Copy each line of the data below in which the word "alpha" can be found.

[Collection entries]

━━━━━━━━━━━━━━━━━━━━━━━━━━━━━━

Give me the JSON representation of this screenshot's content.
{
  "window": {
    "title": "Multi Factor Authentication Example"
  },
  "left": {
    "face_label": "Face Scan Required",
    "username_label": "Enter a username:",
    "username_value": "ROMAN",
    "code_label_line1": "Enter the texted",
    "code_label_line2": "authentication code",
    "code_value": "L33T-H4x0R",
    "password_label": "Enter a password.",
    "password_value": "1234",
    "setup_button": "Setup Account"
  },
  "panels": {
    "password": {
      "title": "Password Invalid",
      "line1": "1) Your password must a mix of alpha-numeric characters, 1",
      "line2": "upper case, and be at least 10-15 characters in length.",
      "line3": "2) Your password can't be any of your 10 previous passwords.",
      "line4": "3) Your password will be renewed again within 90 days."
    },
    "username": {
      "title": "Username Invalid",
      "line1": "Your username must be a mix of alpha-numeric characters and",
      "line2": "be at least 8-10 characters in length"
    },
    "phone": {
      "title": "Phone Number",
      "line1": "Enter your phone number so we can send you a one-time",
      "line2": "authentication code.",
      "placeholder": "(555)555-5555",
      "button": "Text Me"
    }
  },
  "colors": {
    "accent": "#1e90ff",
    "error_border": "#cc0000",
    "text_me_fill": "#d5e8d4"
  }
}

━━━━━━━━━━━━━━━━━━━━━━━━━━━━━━

#### [OUTPUT FOR THIS EXERCISE]
      "line1": "1) Your password must a mix of alpha-numeric characters, 1",
      "line1": "Your username must be a mix of alpha-numeric characters and",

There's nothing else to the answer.